Glenna Avila is an artist, educator, and arts administrator, dedicated to the arts, young people, and communities.  She is currently the Wallis Annenberg Director of the California Institute of the Arts Community Arts Partnership (CAP) program and has served in this position since 1991.  The CAP program is a co-curricular program of the college and encompasses 55 distinct youth arts education programs located in 60 diverse neighborhoods throughout Los Angeles County in partnership with 45 public schools, community-based organizations and social service agencies; employing 60 CalArts faculty artists, 50 CalArts alumni artists, and 300 CalArts student artists as instructors; and creating innovative, in-depth arts education programs for 10,000 youth ages 6-18 annually.  In 2004, the CAP program received the Coming Up Taller Award from the President’s Committee on the Arts and Humanities, the highest national honor for exemplary youth arts education programs.

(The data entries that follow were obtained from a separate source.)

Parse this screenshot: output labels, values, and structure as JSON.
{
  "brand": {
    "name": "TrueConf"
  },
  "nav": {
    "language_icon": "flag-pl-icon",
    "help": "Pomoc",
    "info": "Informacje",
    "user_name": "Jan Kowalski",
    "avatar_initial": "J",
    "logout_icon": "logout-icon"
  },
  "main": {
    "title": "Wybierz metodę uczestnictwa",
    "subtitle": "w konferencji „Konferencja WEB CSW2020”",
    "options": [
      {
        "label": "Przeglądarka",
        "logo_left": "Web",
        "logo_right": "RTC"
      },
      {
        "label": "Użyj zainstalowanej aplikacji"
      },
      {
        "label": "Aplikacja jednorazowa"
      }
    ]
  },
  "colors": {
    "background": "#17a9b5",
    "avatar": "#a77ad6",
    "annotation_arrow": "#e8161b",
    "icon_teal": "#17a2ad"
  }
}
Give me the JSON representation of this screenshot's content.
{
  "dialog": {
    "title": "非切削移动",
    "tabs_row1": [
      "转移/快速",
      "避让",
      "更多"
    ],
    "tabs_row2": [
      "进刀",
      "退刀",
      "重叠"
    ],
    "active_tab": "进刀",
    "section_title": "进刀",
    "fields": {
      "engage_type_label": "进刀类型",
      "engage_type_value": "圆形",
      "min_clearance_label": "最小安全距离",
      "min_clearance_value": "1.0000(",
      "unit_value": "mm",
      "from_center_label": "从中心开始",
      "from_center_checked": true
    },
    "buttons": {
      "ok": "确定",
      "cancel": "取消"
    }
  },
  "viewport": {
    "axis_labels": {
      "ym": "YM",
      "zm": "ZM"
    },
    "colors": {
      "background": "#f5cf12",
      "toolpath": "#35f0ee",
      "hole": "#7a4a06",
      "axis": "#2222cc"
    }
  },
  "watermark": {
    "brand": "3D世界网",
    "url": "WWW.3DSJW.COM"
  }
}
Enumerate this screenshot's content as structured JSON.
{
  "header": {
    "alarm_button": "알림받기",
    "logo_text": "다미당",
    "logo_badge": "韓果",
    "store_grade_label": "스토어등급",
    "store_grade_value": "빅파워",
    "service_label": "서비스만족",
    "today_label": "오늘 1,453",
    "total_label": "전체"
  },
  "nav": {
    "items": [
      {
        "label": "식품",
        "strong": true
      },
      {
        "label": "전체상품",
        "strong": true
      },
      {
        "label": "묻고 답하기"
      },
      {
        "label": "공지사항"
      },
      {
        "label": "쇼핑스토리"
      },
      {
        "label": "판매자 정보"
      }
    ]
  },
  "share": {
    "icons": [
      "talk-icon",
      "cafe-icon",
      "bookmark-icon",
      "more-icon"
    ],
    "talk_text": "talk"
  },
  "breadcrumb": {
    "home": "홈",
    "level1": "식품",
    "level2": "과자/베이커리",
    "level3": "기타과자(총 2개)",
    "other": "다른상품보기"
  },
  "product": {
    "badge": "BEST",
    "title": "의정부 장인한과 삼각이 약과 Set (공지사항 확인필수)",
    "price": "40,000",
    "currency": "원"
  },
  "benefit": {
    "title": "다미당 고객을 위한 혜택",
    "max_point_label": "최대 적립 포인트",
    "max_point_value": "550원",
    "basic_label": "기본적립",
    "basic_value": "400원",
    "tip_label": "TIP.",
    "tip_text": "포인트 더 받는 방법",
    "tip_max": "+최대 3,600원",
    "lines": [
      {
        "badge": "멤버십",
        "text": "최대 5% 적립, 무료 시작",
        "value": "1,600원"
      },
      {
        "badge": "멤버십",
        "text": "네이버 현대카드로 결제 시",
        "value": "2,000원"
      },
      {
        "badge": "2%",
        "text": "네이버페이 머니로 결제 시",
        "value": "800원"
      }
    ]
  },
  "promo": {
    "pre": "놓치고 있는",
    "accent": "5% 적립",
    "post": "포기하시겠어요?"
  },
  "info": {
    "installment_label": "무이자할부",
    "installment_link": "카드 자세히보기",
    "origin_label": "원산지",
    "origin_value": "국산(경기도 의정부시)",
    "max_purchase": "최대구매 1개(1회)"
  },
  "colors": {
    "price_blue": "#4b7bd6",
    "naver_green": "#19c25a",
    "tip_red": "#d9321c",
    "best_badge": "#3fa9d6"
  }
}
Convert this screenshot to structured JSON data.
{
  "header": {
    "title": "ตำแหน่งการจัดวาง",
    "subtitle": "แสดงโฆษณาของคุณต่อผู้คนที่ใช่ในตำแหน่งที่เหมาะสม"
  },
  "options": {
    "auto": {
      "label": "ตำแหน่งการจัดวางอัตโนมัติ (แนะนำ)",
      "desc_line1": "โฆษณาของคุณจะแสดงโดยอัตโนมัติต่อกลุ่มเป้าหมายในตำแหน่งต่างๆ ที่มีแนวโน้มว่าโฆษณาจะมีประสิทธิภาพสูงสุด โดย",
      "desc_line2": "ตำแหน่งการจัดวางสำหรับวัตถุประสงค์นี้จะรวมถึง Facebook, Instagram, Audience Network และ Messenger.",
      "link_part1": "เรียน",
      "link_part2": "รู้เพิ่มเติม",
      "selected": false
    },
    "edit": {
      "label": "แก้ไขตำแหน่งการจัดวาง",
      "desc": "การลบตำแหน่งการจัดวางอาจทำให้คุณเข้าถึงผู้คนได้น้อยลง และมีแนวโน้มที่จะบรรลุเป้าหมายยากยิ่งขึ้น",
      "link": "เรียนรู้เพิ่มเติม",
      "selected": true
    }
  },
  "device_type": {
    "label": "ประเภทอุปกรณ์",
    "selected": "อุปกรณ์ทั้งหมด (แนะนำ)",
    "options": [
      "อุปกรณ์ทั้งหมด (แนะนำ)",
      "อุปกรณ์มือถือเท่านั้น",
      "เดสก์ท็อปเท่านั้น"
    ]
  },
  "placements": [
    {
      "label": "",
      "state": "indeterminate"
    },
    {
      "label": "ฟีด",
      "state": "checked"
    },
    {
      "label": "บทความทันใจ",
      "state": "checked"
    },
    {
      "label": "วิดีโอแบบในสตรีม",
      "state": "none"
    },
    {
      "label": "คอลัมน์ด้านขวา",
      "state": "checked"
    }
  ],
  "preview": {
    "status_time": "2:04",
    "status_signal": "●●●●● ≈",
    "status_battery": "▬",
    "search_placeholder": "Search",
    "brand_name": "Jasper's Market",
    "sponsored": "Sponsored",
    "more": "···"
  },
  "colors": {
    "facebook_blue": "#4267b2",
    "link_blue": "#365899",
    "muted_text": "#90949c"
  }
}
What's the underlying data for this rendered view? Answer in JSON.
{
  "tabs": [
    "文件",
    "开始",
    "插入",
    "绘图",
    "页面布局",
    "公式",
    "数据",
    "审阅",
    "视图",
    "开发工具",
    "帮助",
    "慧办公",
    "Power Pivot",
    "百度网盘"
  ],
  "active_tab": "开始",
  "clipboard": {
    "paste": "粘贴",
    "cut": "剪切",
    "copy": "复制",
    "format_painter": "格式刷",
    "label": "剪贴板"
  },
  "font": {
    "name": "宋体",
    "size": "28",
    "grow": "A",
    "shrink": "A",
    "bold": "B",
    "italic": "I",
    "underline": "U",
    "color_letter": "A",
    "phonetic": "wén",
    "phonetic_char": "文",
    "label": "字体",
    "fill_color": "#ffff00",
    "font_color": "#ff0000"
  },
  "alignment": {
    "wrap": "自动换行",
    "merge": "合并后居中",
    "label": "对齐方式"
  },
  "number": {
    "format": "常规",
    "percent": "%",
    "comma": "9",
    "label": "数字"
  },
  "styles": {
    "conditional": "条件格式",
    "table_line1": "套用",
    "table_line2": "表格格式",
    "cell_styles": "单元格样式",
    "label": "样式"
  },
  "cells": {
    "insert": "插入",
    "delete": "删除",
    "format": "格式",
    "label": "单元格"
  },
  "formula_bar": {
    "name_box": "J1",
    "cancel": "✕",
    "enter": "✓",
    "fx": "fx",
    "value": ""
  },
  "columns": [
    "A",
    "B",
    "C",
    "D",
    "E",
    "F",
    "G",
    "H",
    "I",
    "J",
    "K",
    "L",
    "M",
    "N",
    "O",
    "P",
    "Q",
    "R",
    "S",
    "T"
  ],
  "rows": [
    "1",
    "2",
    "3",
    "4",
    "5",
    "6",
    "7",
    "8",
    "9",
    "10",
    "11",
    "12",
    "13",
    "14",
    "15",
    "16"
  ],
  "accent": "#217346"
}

Before coming to CalArts, she held a variety of positions with the City of Los Angeles Department of Cultural Affairs, including Director of the Los Angeles Murals Program, Director of the McGroarty Art Center, and Director of the Los Angeles Photography Center.  For thirteen years she was a Supervisor in the Summer Youth Employment Program through the U.S. Department of Labor, teaching and providing hundreds of jobs in the arts for low-income youth ages 14-21.   She has painted over 75 community murals throughout Los Angeles, the majority of which are collaborations with youth and their communities.  As an arts educator, she has taught the visual arts to K-12 students throughout Los Angeles County.  She has worked as a teaching artist in public schools, in after-school mental health programs, and with incarcerated youth in juvenile detention centers and probation camps.  Glenna Avila has exhibited her work at the Los Angeles County Museum of Art, the Armand Hammer Museum, Laguna Art Museum, among others.  She was one of 10 artists commissioned by the Olympic Organizing Committee to paint a mural on the freeway in downtown Los Angeles for the 1984 Olympic Arts Festival—entitled “L.A. Freeway Kids,” a tribute to the youth of her native Los Angeles.